In our weekly discussion, we thought about how we cope with news stories and information on (social) media about breast cancer.

Our varied responses generally fell somewhere on a continuum between two positions - on the one hand was 'avoidance', where we cope by completely avoiding any information relating to cancer. At the other extreme is what we might call 'immersion' - where we cope by seeking out as much information as possible - leaflets from the hospital, BBC news, (Breast) Cancer research, charities, websites upon websites.

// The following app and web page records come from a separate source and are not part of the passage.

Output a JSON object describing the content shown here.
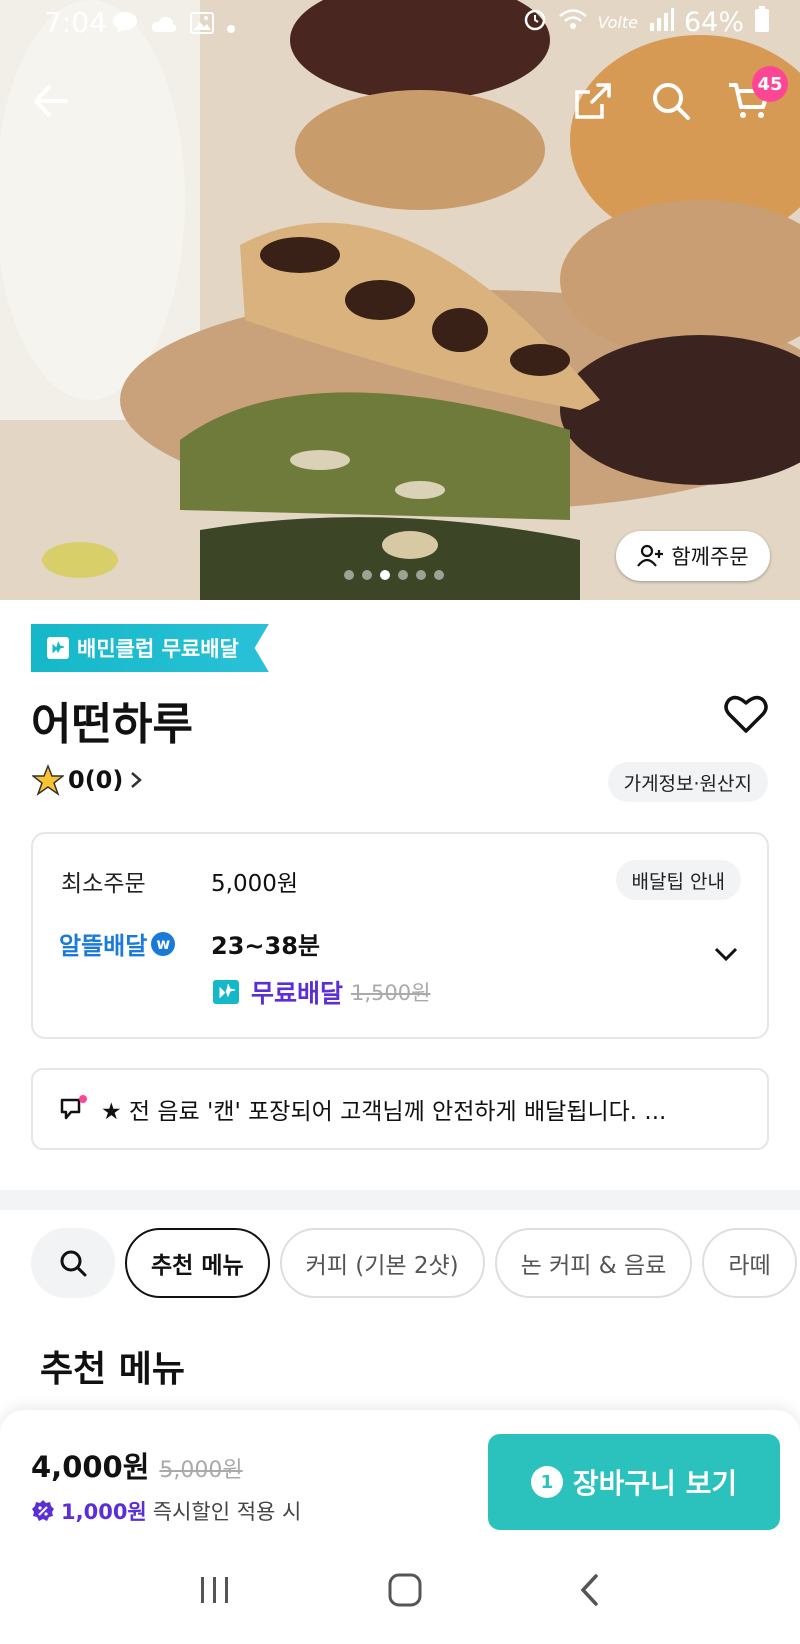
{
  "status_bar": {
    "time": "7:04",
    "battery": "64%",
    "network": "Volte"
  },
  "hero": {
    "together_order_label": "함께주문",
    "cart_count": "45",
    "page_indicator": {
      "count": 6,
      "active_index": 2
    }
  },
  "store": {
    "club_badge": "배민클럽 무료배달",
    "name": "어떤하루",
    "rating": "0(0)",
    "info_chip": "가게정보·원산지"
  },
  "delivery": {
    "min_order_label": "최소주문",
    "min_order_value": "5,000원",
    "tip_chip": "배달팁 안내",
    "service_name": "알뜰배달",
    "service_badge": "w",
    "time_range": "23~38분",
    "free_label": "무료배달",
    "original_fee": "1,500원"
  },
  "notice": {
    "text": "★ 전 음료 '캔' 포장되어 고객님께 안전하게 배달됩니다. ..."
  },
  "categories": [
    "추천 메뉴",
    "커피 (기본 2샷)",
    "논 커피 & 음료",
    "라떼"
  ],
  "section_title": "추천 메뉴",
  "bottom_bar": {
    "price": "4,000원",
    "original_price": "5,000원",
    "discount_amount": "1,000원",
    "discount_text": "즉시할인 적용 시",
    "cart_button_count": "1",
    "cart_button_label": "장바구니 보기"
  },
  "colors": {
    "accent_teal": "#2bc1bc",
    "free_delivery_purple": "#5b2ed6",
    "badge_pink": "#ff4694",
    "club_cyan": "#14b8c8"
  }
}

If we can achievie a middle ground, by gaining an understanding of our situation, we can empower ourselves to understand some of the complexities we face - such as the 'scientific' basis for risk-reducing surgery - but, we risk being flooded with information if we aren't careful.

It's in our nature as human beings to search for explanations, for answers and information to help us make sense of what has happened to us. It's not surprising then that we try to find out possible ‘causes’ for breast cancer and we can become bombarded about risk factors, diet, exercise, etc, etc and we can find ourselves drowning in an ocean of mixed information, opinions and facts released by different sites.

Whether we have primary or secondary breast cancer, we are particularly sensitive for (any) information relating to the causes and prevention of breast cancer as well as factors aiding and prolonging survival. The headline, "I had alcohol-related breast cancer. Here’s why I still drink", for instance, carries the implication there was something we did, or didn't do that led us to develop cancer. We ask ourselves 'could I have done anything to prevent it?' We feel responsible.

We need our families and the wider community to understand how sensitive we are to information and the way that breast cancer is portrayed in the media, the way it creates unhelpful stereotypes, unrealistic expectations and misleading headlines. Very many of us are distressed by well-meaning but highly emotive adverts by the big charities - ironically the very organisations seeking to raise awareness and offer us support! Likewise, some of us felt ambushed by the prevalence of cancer - from the topical 'cancer story-line' in our favourite soap opera, or film.

Our psychological vulnerability increases our sensitivity, and given that our fear of recurrence and fear of progression of disease loom high, we are vigilant for any detail we can use to our advantage, to help us survive. Our fear can drive us to grab with both hands any new developments, whether in progress or substantiated - they mean a lot to us. Friends, family, and colleagues are keen to convey their information and social media has a cunning way of portraying the best (this 'know your lemons campaign') and the worst (fake news and pointless awareness raising games )

So, how can we work around these issues so important to our survival, yet that come with such mixed messages?

Naz told us that science is not always exact, it comes with a margin of error. She explained that problems with replicability and the reliability of trials are not unknown. Alot of people have lost their faith in medicine, because its growth is slow, and its effectiveness questionable - though Naz pointed out that 'proper' science grows slowly and steadily. In these circumstances, in an ever more complex world, we must learn to navigate the vast sea of information, choices and options open to us while trying not to get ourselves into an anxious, overwhelmed state of mind where fear and apprehension follows.

If you are a woman living in the UK with a diagnosis of breast cancer and you would like to join our private group, please contact is by facebook message